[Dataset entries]
┌──
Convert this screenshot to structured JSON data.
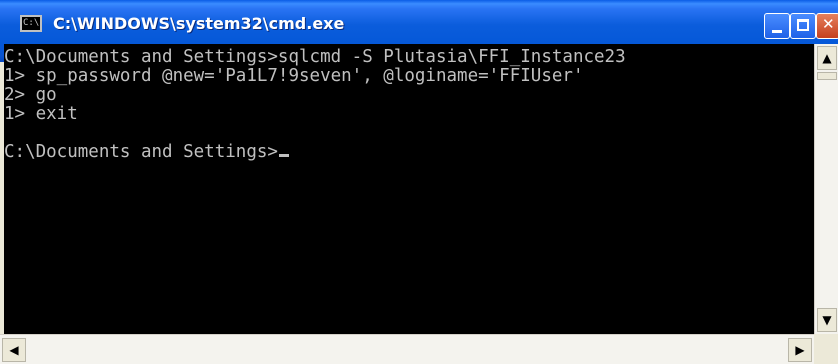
{
  "window": {
    "title": "C:\\WINDOWS\\system32\\cmd.exe",
    "icon_label": "C:\\",
    "controls": {
      "minimize": "minimize-icon",
      "maximize": "maximize-icon",
      "close": "close-icon"
    }
  },
  "console": {
    "lines": [
      "C:\\Documents and Settings>sqlcmd -S Plutasia\\FFI_Instance23",
      "1> sp_password @new='Pa1L7!9seven', @loginame='FFIUser'",
      "2> go",
      "1> exit",
      "",
      "C:\\Documents and Settings>"
    ]
  },
  "scrollbars": {
    "up": "▲",
    "down": "▼",
    "left": "◀",
    "right": "▶"
  },
  "colors": {
    "titlebar": "#0558d8",
    "console_bg": "#000000",
    "console_fg": "#c0c0c0"
  }
}
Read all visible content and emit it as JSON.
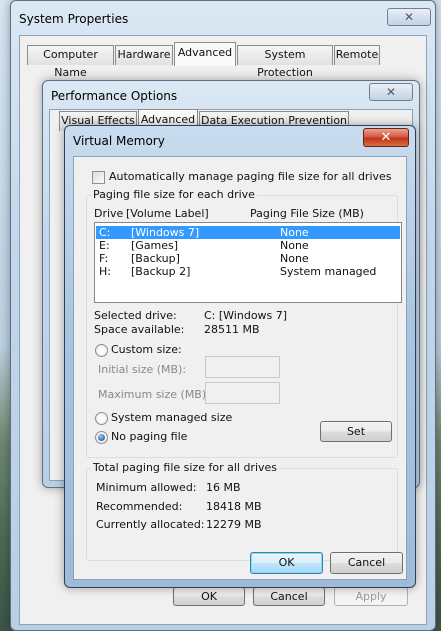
{
  "system_properties": {
    "title": "System Properties",
    "tabs": [
      "Computer Name",
      "Hardware",
      "Advanced",
      "System Protection",
      "Remote"
    ],
    "active_tab": "Advanced",
    "buttons": {
      "ok": "OK",
      "cancel": "Cancel",
      "apply": "Apply"
    }
  },
  "performance_options": {
    "title": "Performance Options",
    "tabs": [
      "Visual Effects",
      "Advanced",
      "Data Execution Prevention"
    ]
  },
  "virtual_memory": {
    "title": "Virtual Memory",
    "auto_manage_label": "Automatically manage paging file size for all drives",
    "auto_manage_checked": false,
    "group_label": "Paging file size for each drive",
    "columns": {
      "drive": "Drive",
      "volume": "[Volume Label]",
      "size": "Paging File Size (MB)"
    },
    "drives": [
      {
        "drive": "C:",
        "volume": "[Windows 7]",
        "size": "None",
        "selected": true
      },
      {
        "drive": "E:",
        "volume": "[Games]",
        "size": "None",
        "selected": false
      },
      {
        "drive": "F:",
        "volume": "[Backup]",
        "size": "None",
        "selected": false
      },
      {
        "drive": "H:",
        "volume": "[Backup 2]",
        "size": "System managed",
        "selected": false
      }
    ],
    "selected_drive_label": "Selected drive:",
    "selected_drive_value": "C:  [Windows 7]",
    "space_available_label": "Space available:",
    "space_available_value": "28511 MB",
    "custom_size_label": "Custom size:",
    "initial_size_label": "Initial size (MB):",
    "initial_size_value": "",
    "maximum_size_label": "Maximum size (MB):",
    "maximum_size_value": "",
    "system_managed_label": "System managed size",
    "no_paging_label": "No paging file",
    "selected_option": "no_paging",
    "set_button": "Set",
    "totals_label": "Total paging file size for all drives",
    "min_allowed_label": "Minimum allowed:",
    "min_allowed_value": "16 MB",
    "recommended_label": "Recommended:",
    "recommended_value": "18418 MB",
    "currently_allocated_label": "Currently allocated:",
    "currently_allocated_value": "12279 MB",
    "ok_button": "OK",
    "cancel_button": "Cancel"
  },
  "icons": {
    "close": "close-icon"
  },
  "colors": {
    "selection": "#3399ff",
    "close_button": "#c2311b"
  }
}
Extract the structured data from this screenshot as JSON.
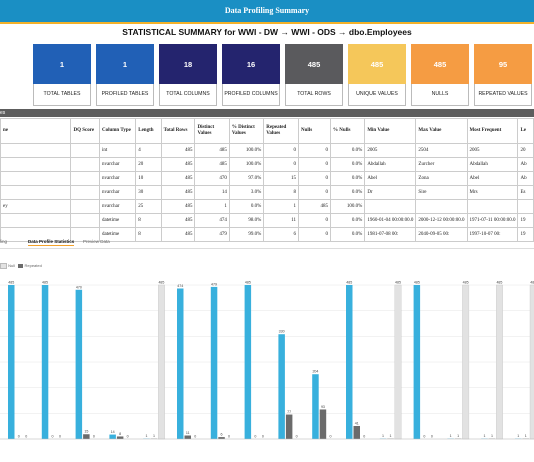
{
  "app_title": "Data Profiling Summary",
  "summary_title": "STATISTICAL SUMMARY for WWI - DW → WWI - ODS → dbo.Employees",
  "cards": [
    {
      "value": "1",
      "label": "TOTAL TABLES",
      "color": "#2160b6"
    },
    {
      "value": "1",
      "label": "PROFILED TABLES",
      "color": "#2160b6"
    },
    {
      "value": "18",
      "label": "TOTAL COLUMNS",
      "color": "#24246e"
    },
    {
      "value": "16",
      "label": "PROFILED COLUMNS",
      "color": "#24246e"
    },
    {
      "value": "485",
      "label": "TOTAL ROWS",
      "color": "#5a5a5d"
    },
    {
      "value": "485",
      "label": "UNIQUE VALUES",
      "color": "#f5c75a"
    },
    {
      "value": "485",
      "label": "NULLS",
      "color": "#f59c43"
    },
    {
      "value": "95",
      "label": "REPEATED VALUES",
      "color": "#f59c43"
    }
  ],
  "table_section_label": "es",
  "table": {
    "headers": [
      "ne",
      "DQ Score",
      "Column Type",
      "Length",
      "Total Rows",
      "Distinct Values",
      "% Distinct Values",
      "Repeated Values",
      "Nulls",
      "% Nulls",
      "Min Value",
      "Max Value",
      "Most Frequent",
      "Le"
    ],
    "rows": [
      [
        "",
        "",
        "int",
        "4",
        "485",
        "485",
        "100.0%",
        "0",
        "0",
        "0.0%",
        "2005",
        "2504",
        "2005",
        "20"
      ],
      [
        "",
        "",
        "nvarchar",
        "20",
        "485",
        "485",
        "100.0%",
        "0",
        "0",
        "0.0%",
        "Abdallah",
        "Zurcher",
        "Abdallah",
        "Ab"
      ],
      [
        "",
        "",
        "nvarchar",
        "10",
        "485",
        "470",
        "97.0%",
        "15",
        "0",
        "0.0%",
        "Abel",
        "Zona",
        "Abel",
        "Ab"
      ],
      [
        "",
        "",
        "nvarchar",
        "30",
        "485",
        "14",
        "3.0%",
        "8",
        "0",
        "0.0%",
        "Dr",
        "Sire",
        "Mrs",
        "Es"
      ],
      [
        "ey",
        "",
        "nvarchar",
        "25",
        "485",
        "1",
        "0.0%",
        "1",
        "485",
        "100.0%",
        "",
        "",
        "",
        ""
      ],
      [
        "",
        "",
        "datetime",
        "8",
        "485",
        "474",
        "98.0%",
        "11",
        "0",
        "0.0%",
        "1960-01-04 00:00:00.0",
        "2000-12-12 00:00:00.0",
        "1971-07-11 00:00:00.0",
        "19"
      ],
      [
        "",
        "",
        "datetime",
        "8",
        "485",
        "479",
        "99.0%",
        "6",
        "0",
        "0.0%",
        "1981-07-08 00:",
        "2040-09-05 00:",
        "1997-10-07 00:",
        "19"
      ]
    ]
  },
  "tabs": [
    "ling",
    "Data Profile Statistics",
    "Preview Data"
  ],
  "legend": {
    "null_label": "Null",
    "repeated_label": "Repeated"
  },
  "chart_data": {
    "type": "bar",
    "series": [
      {
        "name": "Null",
        "color": "#e2e2e2"
      },
      {
        "name": "Repeated",
        "color": "#6b6b6b"
      }
    ],
    "groups": [
      {
        "blue": 485,
        "repeated": 0,
        "null": 0
      },
      {
        "blue": 485,
        "repeated": 0,
        "null": 0
      },
      {
        "blue": 470,
        "repeated": 15,
        "null": 0
      },
      {
        "blue": 14,
        "repeated": 8,
        "null": 0
      },
      {
        "blue": 1,
        "repeated": 1,
        "null": 485
      },
      {
        "blue": 474,
        "repeated": 11,
        "null": 0
      },
      {
        "blue": 479,
        "repeated": 6,
        "null": 0
      },
      {
        "blue": 485,
        "repeated": 0,
        "null": 0
      },
      {
        "blue": 330,
        "repeated": 77,
        "null": 0
      },
      {
        "blue": 204,
        "repeated": 93,
        "null": 0
      },
      {
        "blue": 485,
        "repeated": 41,
        "null": 0
      },
      {
        "blue": 1,
        "repeated": 1,
        "null": 485
      },
      {
        "blue": 485,
        "repeated": 0,
        "null": 0
      },
      {
        "blue": 1,
        "repeated": 1,
        "null": 485
      },
      {
        "blue": 1,
        "repeated": 1,
        "null": 485
      },
      {
        "blue": 1,
        "repeated": 1,
        "null": 485
      }
    ],
    "ymax": 485,
    "grid": true
  }
}
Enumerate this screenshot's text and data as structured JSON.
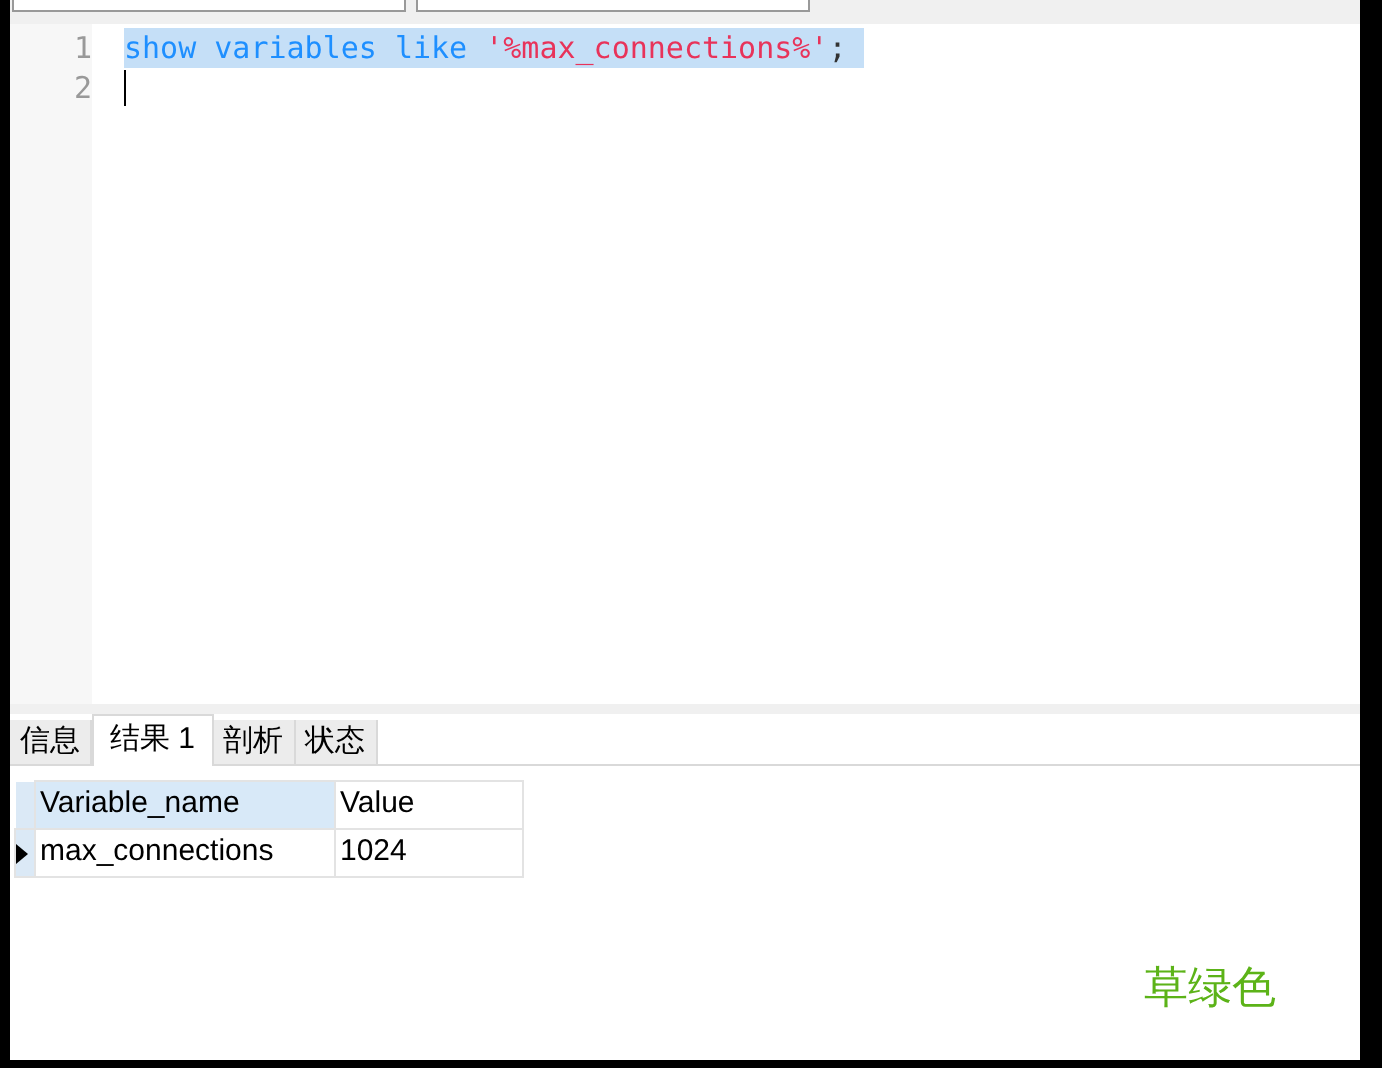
{
  "editor": {
    "lines": [
      {
        "number": "1",
        "selected": true,
        "tokens": [
          {
            "kind": "keyword",
            "text": "show variables like"
          },
          {
            "kind": "string",
            "text": "'%max_connections%'"
          },
          {
            "kind": "plain",
            "text": ";"
          }
        ]
      },
      {
        "number": "2",
        "cursor": true
      }
    ]
  },
  "tabs": [
    {
      "label": "信息",
      "selected": false
    },
    {
      "label": "结果 1",
      "selected": true
    },
    {
      "label": "剖析",
      "selected": false
    },
    {
      "label": "状态",
      "selected": false
    }
  ],
  "table": {
    "columns": [
      "Variable_name",
      "Value"
    ],
    "rows": [
      {
        "current": true,
        "cells": [
          "max_connections",
          "1024"
        ]
      }
    ]
  },
  "annotation": {
    "text": "草绿色",
    "color": "#5cb318"
  }
}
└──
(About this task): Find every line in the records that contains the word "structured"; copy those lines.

(Task result):
Convert this screenshot to structured JSON data.
Extract the structured data from this screenshot as JSON.
Enumerate this screenshot's text and data as structured JSON.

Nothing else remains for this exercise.